US7693790May 20, 2004Apr 6, 2010Online Resources CorporationMethod and system for remote delivery of retail banking services
US7920898Jan 2, 2009Apr 5, 2011Dataquill LimitedData entry systems
US8103313Jun 10, 2008Jan 24, 2012Adc Technology Inc.Portable communicator
US8160651Apr 24, 2008Apr 17, 2012Motorola Mobility, Inc.Mobile telephone with improved man machine interface
US8193908Jul 16, 2003Jun 5, 2012At&T Intellectual Property I, LpPager with a touch-sensitive display screen and method for transmitting a message therefrom
US8290538Feb 28, 2011Oct 16, 2012Dataquill LimitedData entry systems

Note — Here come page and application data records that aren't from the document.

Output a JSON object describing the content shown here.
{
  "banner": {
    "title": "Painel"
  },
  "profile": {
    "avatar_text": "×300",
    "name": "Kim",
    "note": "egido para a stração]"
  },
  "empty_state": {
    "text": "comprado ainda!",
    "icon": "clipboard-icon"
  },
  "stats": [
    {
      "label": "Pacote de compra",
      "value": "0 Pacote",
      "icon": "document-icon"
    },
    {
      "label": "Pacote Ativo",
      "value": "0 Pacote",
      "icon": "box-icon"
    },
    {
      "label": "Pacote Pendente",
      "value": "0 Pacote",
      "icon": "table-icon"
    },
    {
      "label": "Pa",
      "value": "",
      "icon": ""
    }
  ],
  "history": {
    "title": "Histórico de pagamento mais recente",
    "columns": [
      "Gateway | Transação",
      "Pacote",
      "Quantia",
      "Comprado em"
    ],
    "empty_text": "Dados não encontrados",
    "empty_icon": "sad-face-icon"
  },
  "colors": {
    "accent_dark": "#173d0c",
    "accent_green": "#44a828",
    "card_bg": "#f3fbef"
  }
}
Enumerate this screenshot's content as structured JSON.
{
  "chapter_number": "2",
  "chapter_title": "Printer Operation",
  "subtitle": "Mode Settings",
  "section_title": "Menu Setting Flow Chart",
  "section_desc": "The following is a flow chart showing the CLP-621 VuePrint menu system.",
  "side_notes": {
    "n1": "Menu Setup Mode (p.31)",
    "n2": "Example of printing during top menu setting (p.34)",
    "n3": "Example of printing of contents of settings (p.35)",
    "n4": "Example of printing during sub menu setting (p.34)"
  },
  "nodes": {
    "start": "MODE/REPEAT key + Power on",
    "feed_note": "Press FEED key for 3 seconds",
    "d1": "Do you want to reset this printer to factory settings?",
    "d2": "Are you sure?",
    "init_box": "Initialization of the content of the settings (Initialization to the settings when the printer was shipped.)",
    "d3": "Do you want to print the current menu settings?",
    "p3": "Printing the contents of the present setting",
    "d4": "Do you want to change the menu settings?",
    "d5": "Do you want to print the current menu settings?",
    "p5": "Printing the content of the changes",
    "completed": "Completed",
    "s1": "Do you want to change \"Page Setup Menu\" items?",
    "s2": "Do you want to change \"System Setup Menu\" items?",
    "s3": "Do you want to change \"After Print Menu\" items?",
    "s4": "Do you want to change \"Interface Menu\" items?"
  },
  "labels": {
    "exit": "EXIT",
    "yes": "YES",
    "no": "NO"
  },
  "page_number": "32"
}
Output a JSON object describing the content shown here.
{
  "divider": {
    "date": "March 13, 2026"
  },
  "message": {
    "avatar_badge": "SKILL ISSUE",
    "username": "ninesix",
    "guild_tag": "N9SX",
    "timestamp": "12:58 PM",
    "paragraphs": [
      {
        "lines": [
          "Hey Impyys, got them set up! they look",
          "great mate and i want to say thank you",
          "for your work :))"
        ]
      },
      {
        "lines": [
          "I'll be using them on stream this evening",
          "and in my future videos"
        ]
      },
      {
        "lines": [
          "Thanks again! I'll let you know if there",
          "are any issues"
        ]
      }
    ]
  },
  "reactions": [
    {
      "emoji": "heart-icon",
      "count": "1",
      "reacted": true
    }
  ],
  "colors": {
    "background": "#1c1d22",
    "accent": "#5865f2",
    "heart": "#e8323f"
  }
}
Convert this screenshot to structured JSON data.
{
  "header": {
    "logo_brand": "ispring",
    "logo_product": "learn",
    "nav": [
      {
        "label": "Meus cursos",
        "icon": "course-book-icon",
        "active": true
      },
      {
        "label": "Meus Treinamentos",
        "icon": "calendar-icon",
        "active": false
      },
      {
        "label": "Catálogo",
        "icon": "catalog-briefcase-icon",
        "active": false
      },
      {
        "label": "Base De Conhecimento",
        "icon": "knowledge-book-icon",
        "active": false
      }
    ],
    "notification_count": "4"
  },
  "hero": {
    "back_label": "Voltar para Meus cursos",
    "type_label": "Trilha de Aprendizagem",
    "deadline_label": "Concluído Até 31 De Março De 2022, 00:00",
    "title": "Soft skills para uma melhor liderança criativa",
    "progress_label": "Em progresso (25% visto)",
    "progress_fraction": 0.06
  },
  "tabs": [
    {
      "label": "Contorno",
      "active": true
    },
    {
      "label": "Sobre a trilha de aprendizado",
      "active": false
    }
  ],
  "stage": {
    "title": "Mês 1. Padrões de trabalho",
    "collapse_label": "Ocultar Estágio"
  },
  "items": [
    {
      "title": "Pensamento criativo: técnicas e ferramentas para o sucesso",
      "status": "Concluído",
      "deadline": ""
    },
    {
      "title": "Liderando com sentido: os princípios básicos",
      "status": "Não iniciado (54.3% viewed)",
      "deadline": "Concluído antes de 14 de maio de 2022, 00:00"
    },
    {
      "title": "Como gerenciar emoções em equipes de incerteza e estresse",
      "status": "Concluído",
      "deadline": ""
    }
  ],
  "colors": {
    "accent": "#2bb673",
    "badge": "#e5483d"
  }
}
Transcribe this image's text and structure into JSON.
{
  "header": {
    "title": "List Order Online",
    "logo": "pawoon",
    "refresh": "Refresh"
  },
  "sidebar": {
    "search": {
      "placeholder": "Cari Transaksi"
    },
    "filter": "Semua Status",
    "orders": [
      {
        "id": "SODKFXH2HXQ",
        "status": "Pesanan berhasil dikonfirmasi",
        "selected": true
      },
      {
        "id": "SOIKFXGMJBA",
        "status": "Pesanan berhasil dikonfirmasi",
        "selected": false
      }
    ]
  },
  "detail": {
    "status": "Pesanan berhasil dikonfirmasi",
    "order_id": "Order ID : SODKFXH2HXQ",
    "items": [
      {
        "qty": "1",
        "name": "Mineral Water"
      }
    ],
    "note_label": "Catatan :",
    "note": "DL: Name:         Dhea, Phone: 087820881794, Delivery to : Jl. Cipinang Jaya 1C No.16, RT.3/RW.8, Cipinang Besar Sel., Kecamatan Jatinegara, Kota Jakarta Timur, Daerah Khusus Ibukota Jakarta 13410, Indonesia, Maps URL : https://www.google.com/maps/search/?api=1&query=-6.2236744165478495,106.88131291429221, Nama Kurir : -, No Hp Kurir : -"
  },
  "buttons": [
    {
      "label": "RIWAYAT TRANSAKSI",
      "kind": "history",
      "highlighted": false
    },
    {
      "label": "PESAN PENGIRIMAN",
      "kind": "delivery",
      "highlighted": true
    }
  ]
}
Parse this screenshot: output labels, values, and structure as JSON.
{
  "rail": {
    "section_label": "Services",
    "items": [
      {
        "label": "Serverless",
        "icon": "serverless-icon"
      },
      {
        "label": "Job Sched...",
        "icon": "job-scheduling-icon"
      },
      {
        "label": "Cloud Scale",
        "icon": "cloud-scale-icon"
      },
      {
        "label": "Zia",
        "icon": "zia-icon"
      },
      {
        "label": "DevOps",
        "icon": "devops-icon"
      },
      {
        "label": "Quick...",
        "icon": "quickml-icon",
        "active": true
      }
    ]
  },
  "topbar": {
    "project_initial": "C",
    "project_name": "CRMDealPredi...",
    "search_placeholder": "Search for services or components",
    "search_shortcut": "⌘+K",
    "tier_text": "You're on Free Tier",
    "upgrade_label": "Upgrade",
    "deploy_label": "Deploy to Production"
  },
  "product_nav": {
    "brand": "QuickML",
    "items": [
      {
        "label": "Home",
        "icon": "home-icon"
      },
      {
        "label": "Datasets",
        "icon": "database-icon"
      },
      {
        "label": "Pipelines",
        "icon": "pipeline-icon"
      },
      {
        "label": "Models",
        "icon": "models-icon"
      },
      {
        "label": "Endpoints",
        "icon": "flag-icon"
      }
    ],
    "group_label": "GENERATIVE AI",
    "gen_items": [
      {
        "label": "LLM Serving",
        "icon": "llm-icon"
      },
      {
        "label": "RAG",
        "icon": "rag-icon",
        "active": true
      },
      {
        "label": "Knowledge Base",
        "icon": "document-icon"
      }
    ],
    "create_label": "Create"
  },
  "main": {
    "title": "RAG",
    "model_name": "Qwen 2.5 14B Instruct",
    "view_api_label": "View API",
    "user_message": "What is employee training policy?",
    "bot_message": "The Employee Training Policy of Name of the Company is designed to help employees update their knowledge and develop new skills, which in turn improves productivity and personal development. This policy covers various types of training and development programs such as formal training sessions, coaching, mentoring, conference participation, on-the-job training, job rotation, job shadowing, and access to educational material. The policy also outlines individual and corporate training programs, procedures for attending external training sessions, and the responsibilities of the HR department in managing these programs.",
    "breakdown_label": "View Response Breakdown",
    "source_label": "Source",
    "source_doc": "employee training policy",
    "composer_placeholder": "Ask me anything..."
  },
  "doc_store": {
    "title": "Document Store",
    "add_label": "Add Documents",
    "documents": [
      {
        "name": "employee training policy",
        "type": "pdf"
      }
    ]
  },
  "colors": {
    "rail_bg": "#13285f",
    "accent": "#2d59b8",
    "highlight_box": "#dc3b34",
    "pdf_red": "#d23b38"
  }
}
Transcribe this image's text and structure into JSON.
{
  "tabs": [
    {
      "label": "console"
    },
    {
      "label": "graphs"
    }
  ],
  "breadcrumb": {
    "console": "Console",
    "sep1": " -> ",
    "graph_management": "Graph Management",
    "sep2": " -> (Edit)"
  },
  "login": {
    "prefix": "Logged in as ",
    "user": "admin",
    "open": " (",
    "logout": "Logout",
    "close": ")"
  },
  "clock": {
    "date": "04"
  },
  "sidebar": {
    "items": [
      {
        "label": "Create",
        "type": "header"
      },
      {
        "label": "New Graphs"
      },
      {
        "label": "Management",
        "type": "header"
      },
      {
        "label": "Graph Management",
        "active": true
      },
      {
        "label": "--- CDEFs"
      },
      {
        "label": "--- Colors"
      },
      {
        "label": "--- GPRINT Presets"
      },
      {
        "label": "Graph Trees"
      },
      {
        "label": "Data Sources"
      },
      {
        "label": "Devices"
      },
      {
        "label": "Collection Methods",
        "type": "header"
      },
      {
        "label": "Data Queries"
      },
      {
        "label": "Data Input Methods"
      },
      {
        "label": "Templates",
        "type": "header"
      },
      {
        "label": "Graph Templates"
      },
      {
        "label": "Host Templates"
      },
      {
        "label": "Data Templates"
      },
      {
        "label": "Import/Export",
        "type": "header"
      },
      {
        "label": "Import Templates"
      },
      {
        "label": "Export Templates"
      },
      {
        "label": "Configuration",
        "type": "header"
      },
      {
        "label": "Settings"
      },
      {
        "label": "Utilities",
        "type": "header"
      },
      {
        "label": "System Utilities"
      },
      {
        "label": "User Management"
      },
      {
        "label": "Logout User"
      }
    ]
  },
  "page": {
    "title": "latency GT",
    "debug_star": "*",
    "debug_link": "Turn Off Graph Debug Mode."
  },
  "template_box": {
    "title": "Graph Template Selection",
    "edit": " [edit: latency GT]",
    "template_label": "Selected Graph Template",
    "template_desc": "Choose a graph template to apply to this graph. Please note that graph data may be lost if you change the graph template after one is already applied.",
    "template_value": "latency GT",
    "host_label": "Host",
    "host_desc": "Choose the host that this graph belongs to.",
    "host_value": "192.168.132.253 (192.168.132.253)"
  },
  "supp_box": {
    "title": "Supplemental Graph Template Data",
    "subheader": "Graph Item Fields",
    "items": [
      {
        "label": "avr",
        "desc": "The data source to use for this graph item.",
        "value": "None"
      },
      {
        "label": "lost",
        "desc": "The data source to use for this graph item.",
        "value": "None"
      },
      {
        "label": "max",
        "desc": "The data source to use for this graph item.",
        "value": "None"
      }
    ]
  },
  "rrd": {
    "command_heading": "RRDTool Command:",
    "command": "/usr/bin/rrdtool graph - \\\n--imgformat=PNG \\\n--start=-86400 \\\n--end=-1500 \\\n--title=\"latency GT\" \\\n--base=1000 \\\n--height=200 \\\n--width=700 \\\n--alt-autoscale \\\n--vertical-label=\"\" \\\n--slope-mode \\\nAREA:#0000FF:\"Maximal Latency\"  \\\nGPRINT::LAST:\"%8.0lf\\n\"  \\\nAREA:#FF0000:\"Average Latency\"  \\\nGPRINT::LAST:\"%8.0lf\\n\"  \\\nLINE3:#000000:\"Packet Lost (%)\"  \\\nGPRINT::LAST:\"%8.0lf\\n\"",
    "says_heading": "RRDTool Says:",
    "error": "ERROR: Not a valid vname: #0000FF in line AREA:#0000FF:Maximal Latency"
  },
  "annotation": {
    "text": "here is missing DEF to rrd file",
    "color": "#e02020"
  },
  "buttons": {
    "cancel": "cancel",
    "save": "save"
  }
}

US8812057Apr 24, 2008Aug 19, 2014Motorola Mobility LlcMobile telephone with improved man machine interface
DE4408738A1 *Mar 15, 1994Sep 21, 1995Sel Alcatel AgKommunikationssystem
EP0721273A2 *Jan 9, 1996Jul 10, 1996Nokia Mobile Phones Ltd.Quick dialing in personal mobile phone
EP0782091A1Nov 18, 1996Jul 2, 1997Siemens Elema ABFront plate for an apparatus
EP0848528A2 *Nov 26, 1997Jun 17, 1998AT&T Corp.System and method for providing a user-selectable interface for a touch screen telephone
EP0975130A2 *Jul 2, 1999Jan 26, 2000Deutsche Telekom AGTelephone apparatus
EP1562345A1 *Jan 29, 2005Aug 10, 2005Vodafone Holding GmbHcommunication system for video conferences with enhanced graphical output
WO2002032103A1 *Oct 11, 2000Apr 18, 2002Bernard DiasDigital and voice data transmission system connected to a telephone extension and configured by smart cards
WO2002075716A1 *Mar 15, 2002Sep 26, 2002Lee SimonSystem and methods for a dialer function
Classifications
U.S. Classification379/93.19, 379/355.01, 379/916, 345/174, 379/908, 379/93.08
International ClassificationH04L29/06, H04M1/247, H04M11/06, H04M1/2745, H04M1/23
Cooperative ClassificationY10S379/908, Y10S379/916, H04M11/066, H04M1/27455, H04M1/247, H04M1/23, H04M2250/22, H04L67/38
European ClassificationH04M11/06D, H04M1/247, H04M1/2745G, H04M1/23
Legal Events
DateCodeEventDescription
Sep 14, 1998FPAYFee payment
Year of fee payment: 12
Aug 18, 1994FPAYFee payment
Year of fee payment: 8
Apr 21, 1992CCCertificate of correction
Aug 27, 1990FPAYFee payment
Year of fee payment: 4
Mar 19, 1987ASAssignment
Owner name: ALCATEL N.V., DE LAIRESSESTRAAT 153, 1075 HK AMSTE
Free format text: ASSIGNMENT OF ASSIGNORS INTEREST.;ASSIGNOR:INTERNATIONAL STANDARD ELECTRIC CORPORATION, A CORP OF DE;REEL/FRAME:004718/0023
Effective date: 19870311
Jun 28, 1985ASAssignment
Owner name: INTRNATIONAL STANDARD ELECTRIC CORPORATION 320 PAR
Free format text: ASSIGNMENT OF ASSIGNORS INTEREST.;ASSIGNOR:LAUBE, MANFRED;REEL/FRAME:004419/0679
Effective date: 19850604
Owner name: INTRNATIONAL STANDARD ELECTRIC CORPORATION, A CORP
Free format text: ASSIGNMENT OF ASSIGNORS INTEREST;ASSIGNOR:LAUBE, MANFRED;REEL/FRAME:4419/679
Free format text: ASSIGNMENT OF ASSIGNORS INTEREST;ASSIGNOR:LAUBE, MANFRED;REEL/FRAME:004419/0679